Gusev signed a two-year deal worth $4.500 million per season to begin his NHL career at the age of 27, while Subban joins New Jersey with three years remaining on his eight-year, $72 million contract that he originally signed as an extension with the Montreal Canadiens on August 2, 2014 before being traded to Nashville in June 2016.
Shero then went on to sign Wayne Simmonds to a one-year, $5.000 million contract in free agency in an effort to bolster New Jersey’s top-six forwards.
Taylor Hall is a pending-unrestricted free agent at the end of the season.
It’s not known whether or not the 2018 Hart Trophy winner has any desire to stay with the Devils or not, but Shero’s making every effort to keep his team relevant for what’s likely to be the rest of Hall’s prime.
Adding Jack Hughes with the 1st overall selection in the 2019 Draft is sure to help, while Nico Hischier and Jesper Bratt come into their own among the forwards and Will Butcher (signed to a three-year extension this offseason worth $3.733 million per season) and Subban lead the new-age Devils blue line from the backend.
Pavel Zacha, the 22-year-old native of Brno, Czech Republic, scored 24 points in 70 games in his rookie season of 2016-17 and 25 points in each of the last two seasons (8-17–25 totals in 69 games in 2017-18 and 13-12–25 totals in 61 games in 2018-19).
Zacha is currently an unsigned-restricted free agent who should fit under New Jersey’s $8.712 million in currently available cap space, but shouldn’t be more than a one or two-year bridge deal as he has yet to prove himself of a larger role and the Devils are looking to avoid restricting themselves from next summer’s negotiations with Hall, Simmonds and others.
The one thing Shero hasn’t touched– mostly because he can’t– is goaltending.
Cory Schneider has a $6.000 million cap hit and three-years remaining on his contract and is coming off a career-worst, 3.06 goals against average and .903 save percentage in 26 games played as an NHL regular goaltender.
Mackenzie Blackwood emerged with a hot start to the season in 2018-19, but was limited both by the lack of protection in front of him, as well as injury, to just 23 games and a 2.61 GAA and a .918 SV% in his rookie campaign.
Blackwood’s .918 SV% is promising, but his 2.61 GAA is more endemic of an anemic defense the Devils are looking to get more out of– hence the addition of Subban.
Offseason Grade C+
New Jersey played it safe this offseason by not overpaying for a free agent (Simmonds), while keeping the term short and sweet– leaving the door open for further relations if it is mutually beneficial, but also at risk of being left for someone else if Simmonds looks to cash-in on a superb 2019-20 season elsewhere.
Shero bolstered his defense out of necessity, but might not have a playoff-ready roster without more work to be done.

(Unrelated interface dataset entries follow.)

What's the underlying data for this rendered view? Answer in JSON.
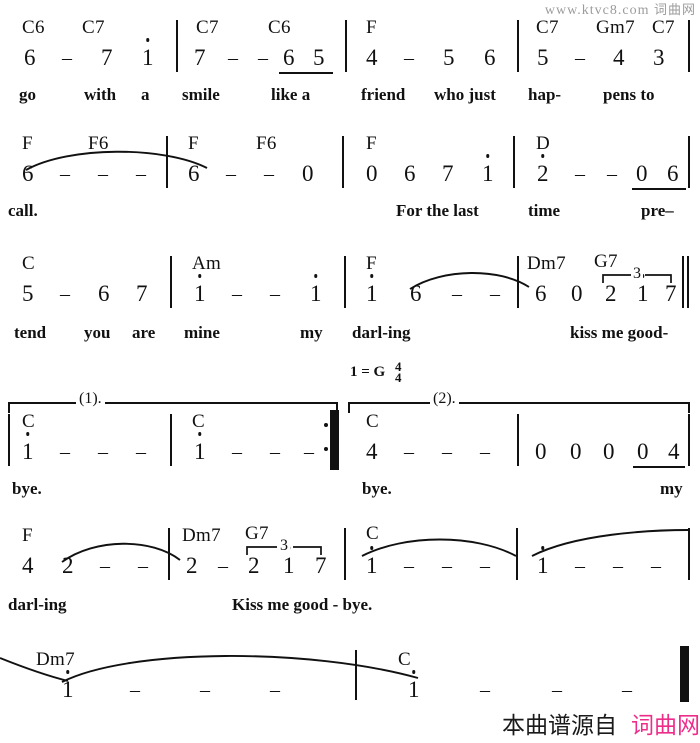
{
  "watermark": {
    "url": "www.ktvc8.com",
    "site_cn": "词曲网"
  },
  "footer": {
    "prefix": "本曲谱源自",
    "site": "词曲网",
    "accent_color": "#ee2d8a"
  },
  "key_signature": {
    "text": "1 = G",
    "meter_top": "4",
    "meter_bottom": "4"
  },
  "systems": [
    {
      "id": "system-1",
      "chords": [
        "C6",
        "C7",
        "C7",
        "C6",
        "F",
        "C7",
        "Gm7",
        "C7"
      ],
      "notes": [
        "6",
        "–",
        "7",
        "1",
        "7",
        "–",
        "–",
        "6",
        "5",
        "4",
        "–",
        "5",
        "6",
        "5",
        "–",
        "4",
        "3"
      ],
      "lyrics": [
        "go",
        "with",
        "a",
        "smile",
        "like a",
        "friend",
        "who just",
        "hap-",
        "pens to"
      ]
    },
    {
      "id": "system-2",
      "chords": [
        "F",
        "F6",
        "F",
        "F6",
        "F",
        "D"
      ],
      "notes": [
        "6",
        "–",
        "–",
        "–",
        "6",
        "–",
        "–",
        "0",
        "0",
        "6",
        "7",
        "1",
        "2",
        "–",
        "–",
        "0",
        "6"
      ],
      "lyrics": [
        "call.",
        "For the last",
        "time",
        "pre–"
      ]
    },
    {
      "id": "system-3",
      "chords": [
        "C",
        "Am",
        "F",
        "Dm7",
        "G7"
      ],
      "notes": [
        "5",
        "–",
        "6",
        "7",
        "1",
        "–",
        "–",
        "1",
        "1",
        "6",
        "–",
        "–",
        "6",
        "0",
        "2",
        "1",
        "7"
      ],
      "lyrics": [
        "tend",
        "you",
        "are",
        "mine",
        "my",
        "darl-ing",
        "kiss me good-"
      ],
      "triplet": "3"
    },
    {
      "id": "system-4",
      "chords": [
        "C",
        "C",
        "C"
      ],
      "notes": [
        "1",
        "–",
        "–",
        "–",
        "1",
        "–",
        "–",
        "–",
        "4",
        "–",
        "–",
        "–",
        "0",
        "0",
        "0",
        "0",
        "4"
      ],
      "lyrics": [
        "bye.",
        "bye.",
        "my"
      ],
      "endings": [
        "(1).",
        "(2)."
      ]
    },
    {
      "id": "system-5",
      "chords": [
        "F",
        "Dm7",
        "G7",
        "C"
      ],
      "notes": [
        "4",
        "2",
        "–",
        "–",
        "2",
        "–",
        "2",
        "1",
        "7",
        "1",
        "–",
        "–",
        "–",
        "1",
        "–",
        "–",
        "–"
      ],
      "lyrics": [
        "darl-ing",
        "Kiss me good - bye."
      ],
      "triplet": "3"
    },
    {
      "id": "system-6",
      "chords": [
        "Dm7",
        "C"
      ],
      "notes": [
        "1",
        "–",
        "–",
        "–",
        "1",
        "–",
        "–",
        "–"
      ],
      "lyrics": []
    }
  ]
}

If the Devils were a yearly playoff contender, this offseason would look much better than it actually is. Sadly, it’s just a little above average for a team in transition from free-fall to “stable” rebuilder.
Nick and Colby recap the headlines from the last month as well as take a look at all of the New York market teams and try to figure out if any of them are actually any good as Season Six of the podcast begins.